I was driving home from work the other day when the radio did a spot on how economic reality was hitting the virtual world Second Life. Apparently, the Second Life (SL) economy is suffering from bank closings, and some real-life retailers have closed up their SL shops, not having seen the results they wanted. This made me wonder: Are there homeless people in Second Life? Regardless of how people are doing in their first life, are they learning about – or even intentionally trying out – homelessness in their Second Life?

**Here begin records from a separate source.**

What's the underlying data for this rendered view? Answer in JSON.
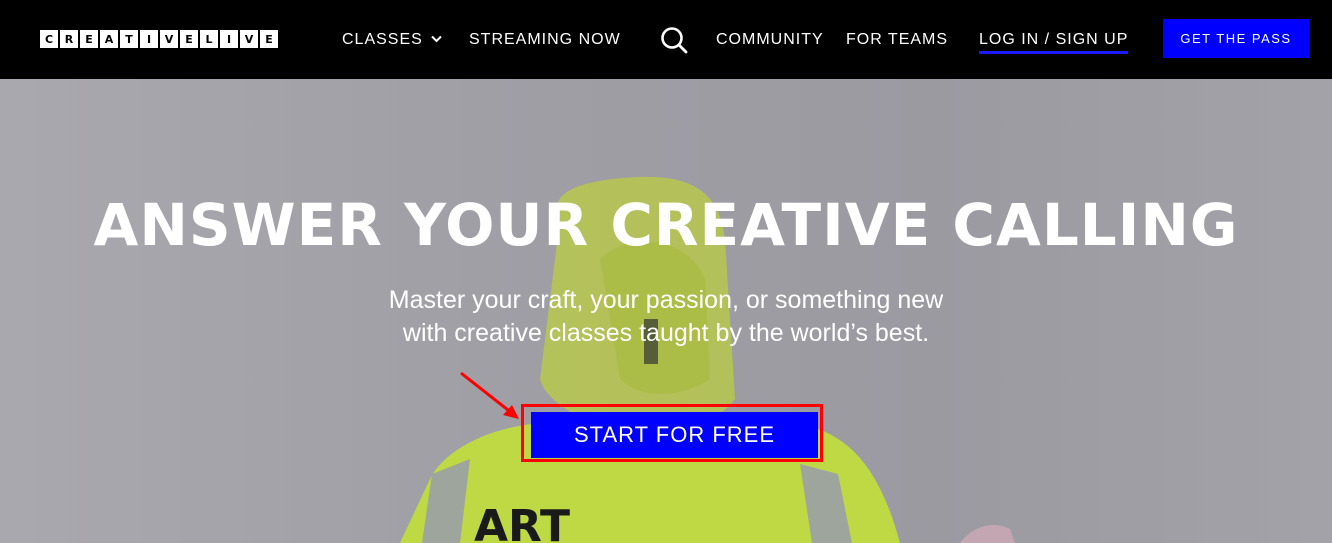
{
  "nav": {
    "logo_letters": [
      "C",
      "R",
      "E",
      "A",
      "T",
      "I",
      "V",
      "E",
      "L",
      "I",
      "V",
      "E"
    ],
    "classes_label": "CLASSES",
    "streaming_label": "STREAMING NOW",
    "community_label": "COMMUNITY",
    "teams_label": "FOR TEAMS",
    "login_label": "LOG IN / SIGN UP",
    "pass_label": "GET THE PASS"
  },
  "hero": {
    "title": "ANSWER YOUR CREATIVE CALLING",
    "subtitle_line1": "Master your craft, your passion, or something new",
    "subtitle_line2": "with creative classes taught by the world’s best.",
    "cta_label": "START FOR FREE",
    "jacket_text": "ART"
  },
  "colors": {
    "nav_bg": "#000000",
    "accent_blue": "#0000ff",
    "annotation_red": "#ff0000",
    "jacket_yellow": "#c8e03a"
  },
  "icons": {
    "classes_chevron": "chevron-down-icon",
    "search": "search-icon",
    "annotation": "arrow-annotation-icon"
  }
}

You can probably tell by my questions that I’m not a Second Life citizen. But the whole concept of the place pretty much intrigues me. So I Googled “Second Life homeless” just to see what I would find. Indeed! Some interesting results! For example, this was posted by one Orhan Ayyuce as a comment to a blog: “my avatar is faceless right now and it is cold outside. i spent last night sleeping next to bunch of dead avatars in the graveyard where people just died from SL hardship. well like i said i am homeless at the moment and i don’t know how much more i can go like this without the full membership.”
Or try this, in Mitch Radcliffe’s blog: “When I rejoined Second Life last summer… I created Homeless Hermes, who would go and sit in people’s houses and on their land, just waiting. And when someone would show up, creeping around me like they would a stranger they found in their physical yards—you could see them not wanting to be rude, but being all the same kinds of possessive you see in people everywhere, all the time—I’d give them some Linden money. It made people nervous.”
And there were many Google results like this one about a Spanish NGO that put a virtual boy with a cardboard box on a corner to raise awareness about homelessness and their organization (Mensajeros de la Paz).
Again, I don’t really know anything about functioning in SL. But from these few results, it seems like there’s an opportunity to build an educational experience around what it’s like to be homeless. And perhaps, like Mensajeros de la Paz, there’s a way to tie the experience back to real-life organizations that give people an outlet for action. What a tool that would be for those of us fighting poverty and hunger! Perhaps someone has already done it?! Or wants to take it on?